**Problem to work on**:
With the string "Cappotto" as the filter, copy each matching line from the records.

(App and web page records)
*** Begin section ***

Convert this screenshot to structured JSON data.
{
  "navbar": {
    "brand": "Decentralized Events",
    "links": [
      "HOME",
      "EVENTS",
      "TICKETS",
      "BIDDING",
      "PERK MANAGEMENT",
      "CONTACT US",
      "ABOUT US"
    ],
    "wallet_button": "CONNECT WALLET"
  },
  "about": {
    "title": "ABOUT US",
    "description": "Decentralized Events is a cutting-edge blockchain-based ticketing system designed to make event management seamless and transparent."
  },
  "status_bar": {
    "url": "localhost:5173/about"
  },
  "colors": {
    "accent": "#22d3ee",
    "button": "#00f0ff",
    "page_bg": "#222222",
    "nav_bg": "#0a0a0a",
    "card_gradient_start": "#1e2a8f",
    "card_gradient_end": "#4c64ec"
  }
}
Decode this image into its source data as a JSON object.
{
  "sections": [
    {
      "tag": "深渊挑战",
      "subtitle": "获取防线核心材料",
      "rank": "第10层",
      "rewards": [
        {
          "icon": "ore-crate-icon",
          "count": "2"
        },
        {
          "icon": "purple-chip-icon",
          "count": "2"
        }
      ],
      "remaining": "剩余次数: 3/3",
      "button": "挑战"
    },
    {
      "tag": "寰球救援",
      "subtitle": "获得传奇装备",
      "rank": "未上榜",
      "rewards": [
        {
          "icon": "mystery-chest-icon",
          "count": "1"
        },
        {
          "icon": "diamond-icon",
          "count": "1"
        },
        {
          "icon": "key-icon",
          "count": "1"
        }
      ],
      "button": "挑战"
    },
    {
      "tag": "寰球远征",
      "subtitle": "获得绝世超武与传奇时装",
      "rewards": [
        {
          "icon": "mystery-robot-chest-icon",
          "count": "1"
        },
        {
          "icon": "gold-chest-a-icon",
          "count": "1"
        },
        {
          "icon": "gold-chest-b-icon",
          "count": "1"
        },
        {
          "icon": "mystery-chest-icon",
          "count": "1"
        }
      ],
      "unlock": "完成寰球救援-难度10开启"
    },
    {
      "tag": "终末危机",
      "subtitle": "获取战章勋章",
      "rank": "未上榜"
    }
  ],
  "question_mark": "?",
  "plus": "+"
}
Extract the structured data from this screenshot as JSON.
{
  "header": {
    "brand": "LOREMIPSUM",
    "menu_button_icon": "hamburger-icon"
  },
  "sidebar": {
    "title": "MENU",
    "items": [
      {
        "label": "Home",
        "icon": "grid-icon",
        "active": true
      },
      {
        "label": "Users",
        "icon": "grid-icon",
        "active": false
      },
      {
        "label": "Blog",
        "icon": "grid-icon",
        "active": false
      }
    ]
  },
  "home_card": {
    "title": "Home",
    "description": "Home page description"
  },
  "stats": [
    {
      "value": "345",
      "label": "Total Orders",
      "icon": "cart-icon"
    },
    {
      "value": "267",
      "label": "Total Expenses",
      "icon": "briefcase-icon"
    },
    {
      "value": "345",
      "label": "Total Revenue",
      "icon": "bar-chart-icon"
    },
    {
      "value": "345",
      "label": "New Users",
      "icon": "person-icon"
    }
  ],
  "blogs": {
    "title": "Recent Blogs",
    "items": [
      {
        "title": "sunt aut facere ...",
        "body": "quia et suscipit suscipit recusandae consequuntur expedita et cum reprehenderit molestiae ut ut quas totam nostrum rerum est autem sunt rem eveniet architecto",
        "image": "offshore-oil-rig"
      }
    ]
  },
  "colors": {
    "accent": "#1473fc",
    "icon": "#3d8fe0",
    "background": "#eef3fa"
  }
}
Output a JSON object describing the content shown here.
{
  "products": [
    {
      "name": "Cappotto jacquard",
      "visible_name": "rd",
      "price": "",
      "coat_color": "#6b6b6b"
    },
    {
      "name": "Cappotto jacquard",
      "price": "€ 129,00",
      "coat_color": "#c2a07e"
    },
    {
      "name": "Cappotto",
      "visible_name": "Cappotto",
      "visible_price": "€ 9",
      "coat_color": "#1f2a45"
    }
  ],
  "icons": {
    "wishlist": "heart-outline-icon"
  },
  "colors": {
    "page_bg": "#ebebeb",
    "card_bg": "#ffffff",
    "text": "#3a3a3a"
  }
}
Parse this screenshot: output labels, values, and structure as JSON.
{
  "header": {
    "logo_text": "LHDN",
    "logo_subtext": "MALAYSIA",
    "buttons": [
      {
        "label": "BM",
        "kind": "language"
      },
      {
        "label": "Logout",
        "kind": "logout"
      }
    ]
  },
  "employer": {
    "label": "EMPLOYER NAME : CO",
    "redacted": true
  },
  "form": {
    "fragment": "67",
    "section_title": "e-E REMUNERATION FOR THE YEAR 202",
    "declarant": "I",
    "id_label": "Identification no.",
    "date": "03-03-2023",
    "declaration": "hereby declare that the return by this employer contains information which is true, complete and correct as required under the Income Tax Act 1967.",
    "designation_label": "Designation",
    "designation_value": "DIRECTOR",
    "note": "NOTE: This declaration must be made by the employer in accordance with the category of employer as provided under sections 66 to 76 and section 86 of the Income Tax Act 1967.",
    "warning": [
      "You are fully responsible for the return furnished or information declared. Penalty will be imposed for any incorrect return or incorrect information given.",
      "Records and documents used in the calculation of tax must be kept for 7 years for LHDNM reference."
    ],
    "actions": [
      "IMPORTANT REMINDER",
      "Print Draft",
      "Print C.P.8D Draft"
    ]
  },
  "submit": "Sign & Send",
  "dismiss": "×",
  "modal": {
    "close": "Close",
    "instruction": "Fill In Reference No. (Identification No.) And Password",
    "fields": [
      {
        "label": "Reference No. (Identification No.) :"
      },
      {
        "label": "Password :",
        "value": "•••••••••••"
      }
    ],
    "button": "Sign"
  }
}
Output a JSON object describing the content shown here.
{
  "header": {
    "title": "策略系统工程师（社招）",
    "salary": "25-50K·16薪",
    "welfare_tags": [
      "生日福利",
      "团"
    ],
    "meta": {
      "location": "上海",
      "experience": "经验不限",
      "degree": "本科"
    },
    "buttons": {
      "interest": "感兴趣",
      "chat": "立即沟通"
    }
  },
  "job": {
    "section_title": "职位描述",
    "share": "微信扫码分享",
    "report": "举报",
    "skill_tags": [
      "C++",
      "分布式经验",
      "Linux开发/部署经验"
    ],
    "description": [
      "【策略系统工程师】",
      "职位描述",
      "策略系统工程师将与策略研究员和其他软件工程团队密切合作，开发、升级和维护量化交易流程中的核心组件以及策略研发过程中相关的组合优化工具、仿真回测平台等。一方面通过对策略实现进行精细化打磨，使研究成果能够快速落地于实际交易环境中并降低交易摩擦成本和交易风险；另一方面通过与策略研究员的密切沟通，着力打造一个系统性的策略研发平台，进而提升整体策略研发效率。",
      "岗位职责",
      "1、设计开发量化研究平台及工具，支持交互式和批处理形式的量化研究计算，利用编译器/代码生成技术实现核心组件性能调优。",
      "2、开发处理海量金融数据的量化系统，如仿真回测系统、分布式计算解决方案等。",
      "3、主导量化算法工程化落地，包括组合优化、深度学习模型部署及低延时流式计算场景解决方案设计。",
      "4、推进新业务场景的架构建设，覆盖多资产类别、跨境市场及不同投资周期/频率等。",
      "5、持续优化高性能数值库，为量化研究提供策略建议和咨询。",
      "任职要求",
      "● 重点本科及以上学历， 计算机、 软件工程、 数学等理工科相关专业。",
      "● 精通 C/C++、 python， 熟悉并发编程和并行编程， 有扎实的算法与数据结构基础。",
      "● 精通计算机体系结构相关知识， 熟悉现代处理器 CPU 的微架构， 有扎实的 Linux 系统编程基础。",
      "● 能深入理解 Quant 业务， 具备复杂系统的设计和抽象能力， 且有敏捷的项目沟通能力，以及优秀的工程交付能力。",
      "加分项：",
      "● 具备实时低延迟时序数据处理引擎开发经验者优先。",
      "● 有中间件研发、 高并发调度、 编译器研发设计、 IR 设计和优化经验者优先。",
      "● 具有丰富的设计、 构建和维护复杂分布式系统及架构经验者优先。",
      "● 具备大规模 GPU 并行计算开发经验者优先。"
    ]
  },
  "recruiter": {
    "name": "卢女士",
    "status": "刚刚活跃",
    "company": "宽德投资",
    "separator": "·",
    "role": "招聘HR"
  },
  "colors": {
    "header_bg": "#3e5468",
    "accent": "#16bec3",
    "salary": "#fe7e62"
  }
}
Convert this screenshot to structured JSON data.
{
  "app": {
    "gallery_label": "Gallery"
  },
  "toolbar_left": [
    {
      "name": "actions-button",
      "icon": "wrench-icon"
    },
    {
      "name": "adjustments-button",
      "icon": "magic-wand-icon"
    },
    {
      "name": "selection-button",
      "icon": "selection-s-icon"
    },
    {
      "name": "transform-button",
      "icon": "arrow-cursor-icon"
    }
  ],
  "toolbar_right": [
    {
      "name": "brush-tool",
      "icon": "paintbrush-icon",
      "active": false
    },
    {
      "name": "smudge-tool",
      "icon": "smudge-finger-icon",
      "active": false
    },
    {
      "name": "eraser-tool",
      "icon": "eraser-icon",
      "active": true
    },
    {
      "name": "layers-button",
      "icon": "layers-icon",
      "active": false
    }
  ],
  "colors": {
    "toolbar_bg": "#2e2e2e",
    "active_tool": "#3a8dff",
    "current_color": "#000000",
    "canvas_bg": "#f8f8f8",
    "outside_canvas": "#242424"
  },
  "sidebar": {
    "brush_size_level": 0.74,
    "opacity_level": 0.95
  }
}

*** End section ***

**Answer section**:
      "name": "Cappotto jacquard",
      "name": "Cappotto jacquard",
      "name": "Cappotto",
      "visible_name": "Cappotto",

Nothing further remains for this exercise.